The ABCs of HSAs
Health savings accounts (HSAs) have been available since 2004, but they’ve become more popular recently. HSAs offer income-tax advantages that can make them an attractive way to save for out-of-pocket medical expenses.
HSAs allow you to make tax-deductible (or pretax) contributions to a tax-deferred account to pay medical expenses for you and your spouse and dependent — but only if your health insurance is a qualifying high-deductible health plan (HDHP). If your employer doesn’t offer an HSA, you can open one yourself, provided you have an HDHP and don’t have other prohibited coverage.
To qualify as an HDHP in 2015, a plan must have an annual deductible of at least $1,300 for self-only coverage or $2,600 for family coverage.* Out-of-pocket payments under the plan can’t exceed $6,450 (self-only) or $12,900 (family).
With self-only coverage under an HDHP, you can contribute up to $3,350 to an HSA for 2015. The HSA contribution limit is $6,650 with family coverage.** Once you’re age 55 or older, you can make additional catch-up contributions of up to $1,000 a year. However, you cannot contribute to an HSA once you are enrolled in Medicare.
NO TIME LIMIT
As long as you use the money to pay qualified medical expenses, no tax is due.
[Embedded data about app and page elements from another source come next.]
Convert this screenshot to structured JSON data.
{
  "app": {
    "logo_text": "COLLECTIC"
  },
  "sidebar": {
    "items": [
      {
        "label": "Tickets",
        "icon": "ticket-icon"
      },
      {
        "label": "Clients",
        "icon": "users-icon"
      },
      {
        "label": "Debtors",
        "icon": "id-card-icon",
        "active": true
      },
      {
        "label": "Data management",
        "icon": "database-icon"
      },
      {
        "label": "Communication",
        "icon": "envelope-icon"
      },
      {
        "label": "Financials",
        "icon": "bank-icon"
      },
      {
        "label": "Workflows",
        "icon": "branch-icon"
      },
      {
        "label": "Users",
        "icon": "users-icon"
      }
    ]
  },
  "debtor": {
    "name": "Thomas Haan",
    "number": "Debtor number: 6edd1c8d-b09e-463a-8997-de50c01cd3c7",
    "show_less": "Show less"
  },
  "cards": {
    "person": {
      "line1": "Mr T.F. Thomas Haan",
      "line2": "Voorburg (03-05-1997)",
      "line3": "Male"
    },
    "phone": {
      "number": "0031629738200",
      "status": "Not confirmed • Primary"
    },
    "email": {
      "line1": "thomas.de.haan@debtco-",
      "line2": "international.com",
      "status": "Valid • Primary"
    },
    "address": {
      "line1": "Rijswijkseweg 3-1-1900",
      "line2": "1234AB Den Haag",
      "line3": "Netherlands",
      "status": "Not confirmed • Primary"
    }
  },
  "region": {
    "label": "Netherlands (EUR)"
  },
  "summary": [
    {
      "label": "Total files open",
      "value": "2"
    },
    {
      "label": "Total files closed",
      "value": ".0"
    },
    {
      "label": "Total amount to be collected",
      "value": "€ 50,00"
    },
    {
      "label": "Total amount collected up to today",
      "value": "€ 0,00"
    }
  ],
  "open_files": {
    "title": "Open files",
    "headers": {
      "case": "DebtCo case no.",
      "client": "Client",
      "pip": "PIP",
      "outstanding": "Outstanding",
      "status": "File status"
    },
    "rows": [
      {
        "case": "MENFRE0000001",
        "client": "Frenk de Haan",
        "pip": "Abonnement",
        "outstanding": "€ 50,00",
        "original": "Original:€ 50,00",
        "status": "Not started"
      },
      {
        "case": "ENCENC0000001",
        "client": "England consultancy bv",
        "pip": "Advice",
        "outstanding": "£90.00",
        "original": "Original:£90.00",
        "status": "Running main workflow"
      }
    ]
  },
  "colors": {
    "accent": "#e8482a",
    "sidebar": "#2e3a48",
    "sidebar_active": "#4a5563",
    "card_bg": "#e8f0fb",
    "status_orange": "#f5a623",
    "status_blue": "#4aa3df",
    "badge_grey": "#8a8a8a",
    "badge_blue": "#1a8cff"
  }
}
However, funds used for nonqualified medical expenses are taxable and are generally subject to an additional 20% penalty before age 65. You’re not required to spend down your HSA; you can allow funds to accumulate.
While most health insurance premiums are not qualified medical expenses, you can use HSA funds to pay qualified long-term care insurance premiums and, as long as you’re age 65 or older, Medicare premiums (except premiums for a Medicare supplemental policy, such as Medigap).